Password Management
Keeping track of all your different passwords is a basic component to network security. By taking advantage of password security best practices, you can ensure that if a hacker got their grubby hands on one of your passwords by breaching your cloud provider, then your other passwords and accounts will be protected. Here’s some password pro tips to always follow:

  • Do not use one password for all your accounts.
  • Your passwords should not be easily guessed. Use complex and nonsensical passwords with numbers and characters.
  • Take advantage of password storage and encryption services like RoboForm and LastPass.
  • Routinely replace your old passwords with new ones.

SaaS Payment Management
You will want to protect your bank account from hackers. You likely pay for your SaaS service with a credit card, which means your credit card information is up for grabs if a hacker has the knowhow to access it. You shouldn’t be too shocked by this revelation; after all, you run this risk with every company you give your credit card information to.

One way you can stay one step ahead of the hackers is to use only one credit card for your SaaS bills. You can open a special card just to handle the billing for a specific cloud hosting service and make sure the credit limit is no more than what you will be billed for.
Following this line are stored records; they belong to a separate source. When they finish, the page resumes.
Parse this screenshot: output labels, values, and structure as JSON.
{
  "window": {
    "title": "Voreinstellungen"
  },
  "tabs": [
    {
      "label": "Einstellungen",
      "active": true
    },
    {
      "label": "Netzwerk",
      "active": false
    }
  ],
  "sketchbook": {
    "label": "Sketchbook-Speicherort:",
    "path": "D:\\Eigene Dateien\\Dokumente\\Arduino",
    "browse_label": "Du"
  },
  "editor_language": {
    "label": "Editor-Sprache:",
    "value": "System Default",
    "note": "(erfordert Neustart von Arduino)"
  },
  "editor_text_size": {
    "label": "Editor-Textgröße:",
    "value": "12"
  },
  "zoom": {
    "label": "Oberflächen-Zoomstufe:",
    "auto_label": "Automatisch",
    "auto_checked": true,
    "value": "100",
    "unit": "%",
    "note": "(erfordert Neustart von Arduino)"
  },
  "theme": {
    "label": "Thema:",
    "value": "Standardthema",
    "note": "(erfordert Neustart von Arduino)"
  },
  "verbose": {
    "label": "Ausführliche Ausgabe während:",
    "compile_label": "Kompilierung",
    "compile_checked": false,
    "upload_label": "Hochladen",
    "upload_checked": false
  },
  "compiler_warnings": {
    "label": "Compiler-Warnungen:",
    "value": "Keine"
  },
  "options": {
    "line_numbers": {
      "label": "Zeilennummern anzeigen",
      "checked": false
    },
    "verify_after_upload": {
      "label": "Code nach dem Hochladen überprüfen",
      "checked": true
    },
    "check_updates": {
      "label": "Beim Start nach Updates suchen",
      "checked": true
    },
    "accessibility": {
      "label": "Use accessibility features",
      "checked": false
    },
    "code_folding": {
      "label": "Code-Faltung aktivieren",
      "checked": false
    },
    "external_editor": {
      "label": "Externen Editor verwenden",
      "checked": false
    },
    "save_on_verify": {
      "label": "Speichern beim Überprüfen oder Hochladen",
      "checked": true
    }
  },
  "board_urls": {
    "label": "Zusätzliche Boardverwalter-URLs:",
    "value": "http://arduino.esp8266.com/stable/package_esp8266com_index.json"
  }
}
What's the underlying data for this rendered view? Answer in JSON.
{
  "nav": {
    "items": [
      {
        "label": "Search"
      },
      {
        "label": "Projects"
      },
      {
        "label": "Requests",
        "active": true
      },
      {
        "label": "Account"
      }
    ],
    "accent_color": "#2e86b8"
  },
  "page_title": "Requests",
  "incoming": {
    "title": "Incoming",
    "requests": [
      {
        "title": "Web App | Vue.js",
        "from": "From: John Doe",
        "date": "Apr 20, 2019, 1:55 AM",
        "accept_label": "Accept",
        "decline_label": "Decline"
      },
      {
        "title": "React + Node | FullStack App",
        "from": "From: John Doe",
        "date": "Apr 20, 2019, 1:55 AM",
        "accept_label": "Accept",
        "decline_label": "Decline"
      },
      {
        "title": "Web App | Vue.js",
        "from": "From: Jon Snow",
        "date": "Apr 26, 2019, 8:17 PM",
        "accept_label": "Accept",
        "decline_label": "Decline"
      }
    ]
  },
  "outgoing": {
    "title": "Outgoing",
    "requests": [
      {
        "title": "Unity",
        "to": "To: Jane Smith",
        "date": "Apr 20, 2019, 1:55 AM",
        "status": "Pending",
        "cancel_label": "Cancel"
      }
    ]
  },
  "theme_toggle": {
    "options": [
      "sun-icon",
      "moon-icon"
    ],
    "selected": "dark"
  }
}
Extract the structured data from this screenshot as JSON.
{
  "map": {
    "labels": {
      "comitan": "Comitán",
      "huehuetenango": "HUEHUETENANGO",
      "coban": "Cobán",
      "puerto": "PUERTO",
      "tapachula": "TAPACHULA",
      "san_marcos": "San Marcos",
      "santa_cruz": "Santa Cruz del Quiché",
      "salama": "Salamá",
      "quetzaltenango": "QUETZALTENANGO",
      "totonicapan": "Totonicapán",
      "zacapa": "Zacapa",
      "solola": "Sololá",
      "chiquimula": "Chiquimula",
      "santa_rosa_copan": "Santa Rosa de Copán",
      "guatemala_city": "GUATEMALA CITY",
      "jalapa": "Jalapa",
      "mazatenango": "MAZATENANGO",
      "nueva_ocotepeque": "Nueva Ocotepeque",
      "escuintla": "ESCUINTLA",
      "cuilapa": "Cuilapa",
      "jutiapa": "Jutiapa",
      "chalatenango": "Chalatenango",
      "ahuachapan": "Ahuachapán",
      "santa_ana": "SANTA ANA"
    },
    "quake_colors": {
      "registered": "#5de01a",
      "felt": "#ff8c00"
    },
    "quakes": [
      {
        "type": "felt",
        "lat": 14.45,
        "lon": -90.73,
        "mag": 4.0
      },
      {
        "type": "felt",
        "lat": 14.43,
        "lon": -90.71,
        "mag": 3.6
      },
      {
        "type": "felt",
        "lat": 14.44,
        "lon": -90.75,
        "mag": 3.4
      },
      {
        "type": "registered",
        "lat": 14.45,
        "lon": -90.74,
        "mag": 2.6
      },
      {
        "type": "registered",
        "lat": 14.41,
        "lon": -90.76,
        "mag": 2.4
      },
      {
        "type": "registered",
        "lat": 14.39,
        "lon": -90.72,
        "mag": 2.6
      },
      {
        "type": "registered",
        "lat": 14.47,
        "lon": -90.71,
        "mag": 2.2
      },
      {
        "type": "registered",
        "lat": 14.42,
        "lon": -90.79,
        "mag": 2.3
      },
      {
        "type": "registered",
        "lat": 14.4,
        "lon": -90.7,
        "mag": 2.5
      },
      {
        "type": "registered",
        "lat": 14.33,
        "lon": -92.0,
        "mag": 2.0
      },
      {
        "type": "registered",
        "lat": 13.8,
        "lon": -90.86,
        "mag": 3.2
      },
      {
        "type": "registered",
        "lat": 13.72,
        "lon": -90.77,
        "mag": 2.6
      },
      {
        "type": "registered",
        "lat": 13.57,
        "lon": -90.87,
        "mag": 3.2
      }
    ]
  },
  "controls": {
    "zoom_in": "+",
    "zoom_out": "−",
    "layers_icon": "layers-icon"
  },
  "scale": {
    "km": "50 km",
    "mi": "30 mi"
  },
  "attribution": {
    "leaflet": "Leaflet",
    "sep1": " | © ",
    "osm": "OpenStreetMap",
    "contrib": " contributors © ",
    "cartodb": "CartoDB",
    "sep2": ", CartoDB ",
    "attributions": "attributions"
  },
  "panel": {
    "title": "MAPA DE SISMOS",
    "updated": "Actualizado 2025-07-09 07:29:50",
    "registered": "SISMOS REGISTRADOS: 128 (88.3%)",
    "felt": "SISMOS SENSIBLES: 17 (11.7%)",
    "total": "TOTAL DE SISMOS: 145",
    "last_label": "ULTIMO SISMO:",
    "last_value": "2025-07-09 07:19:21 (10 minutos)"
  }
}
This way, if a hacker gets a hold of your credit card number, they will not be able to do anything with it because the credit limit will either be maxed out, or any purchase that doesn’t go towards the cloud provider will be instantly flagged. For security reasons like these, it’s important to only pay for online bills with credit cards because you will be able to cancel fraudulent purchases instead of having actual money stolen from your account.

By following these best security practices, you can be confident that your company’s bank account will be safe in the worst-case scenario like your cloud’s data hosting company being breached. To learn about additional best practices that will help keep your hosted data and the data on your in-house servers’ safe, call TMS at 1 (626) 737-2960.